It all happened because Mom and Dad were willing to risk the liaibility and step up to the task of preparing the farm for thousands of people. It was a special eight years for all involved. The Kansas Sampler Foundation wasn't even started until 1993 so it was a Penner Family and Friends event for the first few years.

COME TO CONCORDIA!
It's exciting now to move from town to town and have communities from every corner of the state move with it. They know that the only way to smash the myth that there isn't anything to see and do in Kansas is to stick together and make a strong collective impression. And we do.

The most common reaction from the public is, "I had no idea Kansas had all these things to see and do."

Come to Concordia's city park May 2-3 to see how the festival has grown. Meet over 130 communities and see their exhibits. Hear musicians and historic performers as they provide a sample of their talents. Entrepreneurs sell products, authors sell books. Food vendors offer Kansas grown or made foods.

It's one big, giant Kansas party and we hope you can come. If you do, I can promise it will help you "Get Kansas!"

I'll be on The Stump. KE #2 Marci Penner

4 comments:

Frank Thompson, KE #3128 said...

Thanks for sharing this terrific story! I have been curious how the organization came into being. I appreciate all you are doing, and admire your energy and zeal.

Connie - KE #81 said...

I have attended and worked 16 Sampler Festivals and loved everyone of them. Thanks Mom & Dad Penner, Marci, WenDee and everyone involved behind the scenes for giving us this terrific opportunity to showcase Lucas!

Larry Hornbaker, KE 2013 said...

I have a number of friends in Hutchinson who fondly remember the days of the Sampler Festival out at the Penner farm. I'm trying my best to share my experiences and get them to come to the festival in the current format. I started coming the the festival much later, in 2002 at Independence.

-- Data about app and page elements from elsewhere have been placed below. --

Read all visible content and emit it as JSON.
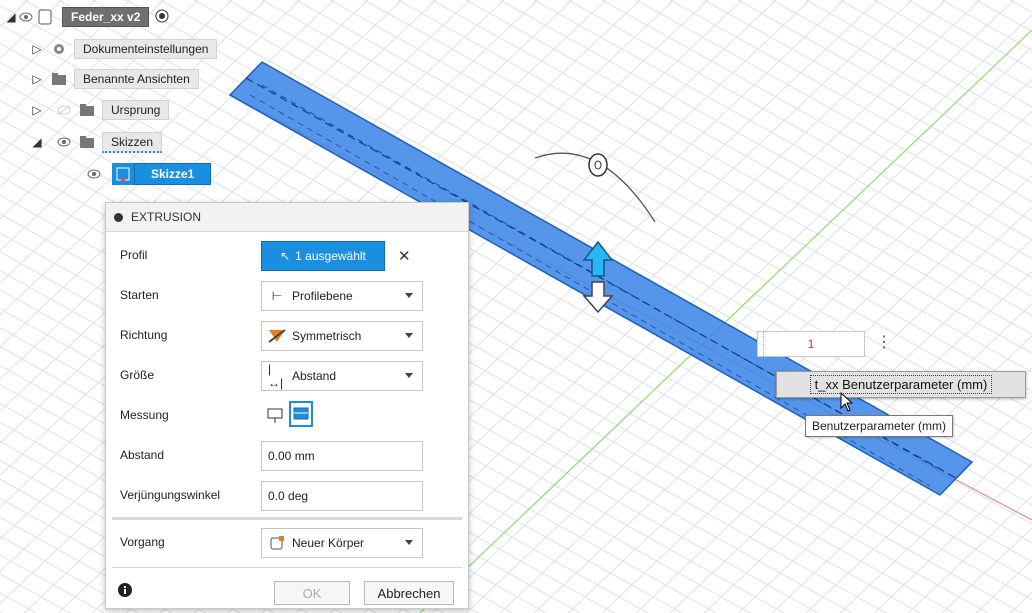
{
  "browser": {
    "document_name": "Feder_xx v2",
    "items": [
      {
        "label": "Dokumenteinstellungen"
      },
      {
        "label": "Benannte Ansichten"
      },
      {
        "label": "Ursprung"
      },
      {
        "label": "Skizzen"
      },
      {
        "label": "Skizze1"
      }
    ]
  },
  "extrusion": {
    "title": "EXTRUSION",
    "rows": {
      "profil": {
        "label": "Profil",
        "value": "1 ausgewählt"
      },
      "starten": {
        "label": "Starten",
        "value": "Profilebene"
      },
      "richtung": {
        "label": "Richtung",
        "value": "Symmetrisch"
      },
      "groesse": {
        "label": "Größe",
        "value": "Abstand"
      },
      "messung": {
        "label": "Messung"
      },
      "abstand": {
        "label": "Abstand",
        "value": "0.00 mm"
      },
      "verjuengung": {
        "label": "Verjüngungswinkel",
        "value": "0.0 deg"
      },
      "vorgang": {
        "label": "Vorgang",
        "value": "Neuer Körper"
      }
    },
    "ok_label": "OK",
    "cancel_label": "Abbrechen"
  },
  "value_input": {
    "value": "1"
  },
  "suggestion": {
    "text": "t_xx  Benutzerparameter (mm)"
  },
  "tooltip": {
    "text": "Benutzerparameter (mm)"
  },
  "colors": {
    "accent": "#1a8fe0",
    "body": "#3b82e6",
    "grid": "#d9dde3",
    "axis_green": "#7ed957",
    "axis_red": "#e05a5a"
  }
}
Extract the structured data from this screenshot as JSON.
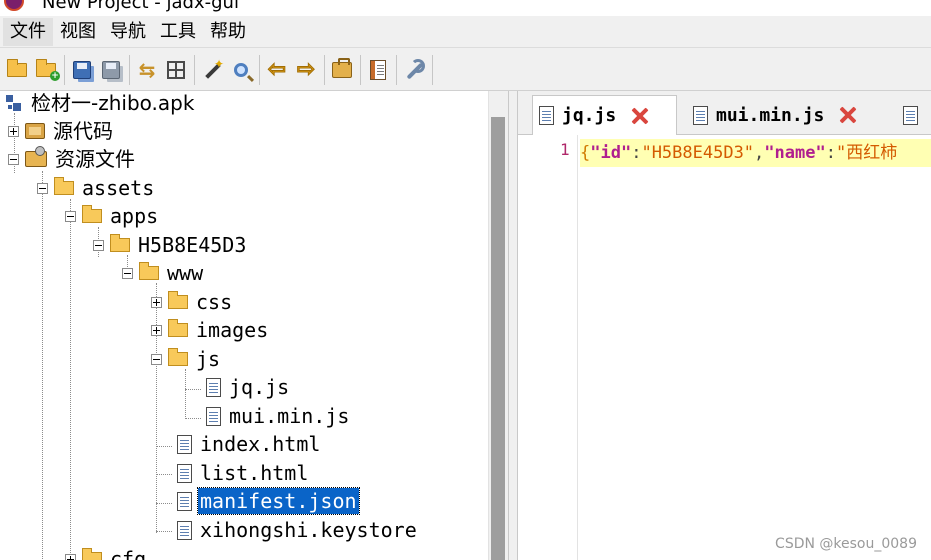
{
  "window": {
    "title": "New Project - jadx-gui"
  },
  "menu": [
    "文件",
    "视图",
    "导航",
    "工具",
    "帮助"
  ],
  "toolbar": {
    "groups": [
      [
        "open-project-icon",
        "add-files-icon"
      ],
      [
        "save-all-icon",
        "export-icon"
      ],
      [
        "sync-tree-icon",
        "flatten-packages-icon"
      ],
      [
        "decompile-all-icon",
        "search-icon"
      ],
      [
        "back-icon",
        "forward-icon"
      ],
      [
        "preferences-icon"
      ],
      [
        "log-viewer-icon"
      ],
      [
        "tools-icon"
      ]
    ]
  },
  "tree": {
    "root": "检材一-zhibo.apk",
    "source_code": "源代码",
    "resources": "资源文件",
    "assets": "assets",
    "apps": "apps",
    "app_id": "H5B8E45D3",
    "www": "www",
    "css": "css",
    "images": "images",
    "js": "js",
    "jq": "jq.js",
    "mui": "mui.min.js",
    "index": "index.html",
    "list": "list.html",
    "manifest": "manifest.json",
    "keystore": "xihongshi.keystore",
    "cfg": "cfg"
  },
  "editor": {
    "tabs": [
      {
        "label": "jq.js",
        "active": true
      },
      {
        "label": "mui.min.js",
        "active": false
      },
      {
        "label": "",
        "active": false
      }
    ],
    "line_number": "1",
    "code": {
      "open": "{",
      "key1": "\"id\"",
      "colon1": ":",
      "val1": "\"H5B8E45D3\"",
      "comma1": ",",
      "key2": "\"name\"",
      "colon2": ":",
      "val2": "\"西红柿"
    }
  },
  "watermark": "CSDN @kesou_0089",
  "colors": {
    "selection": "#0a64c8",
    "current_line": "#ffffb3",
    "close": "#d9463e"
  }
}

Janet said...

The first Sampler I attended was at the farm. I fell in love with the concept and learned so much about Kansas. Marci you are the best!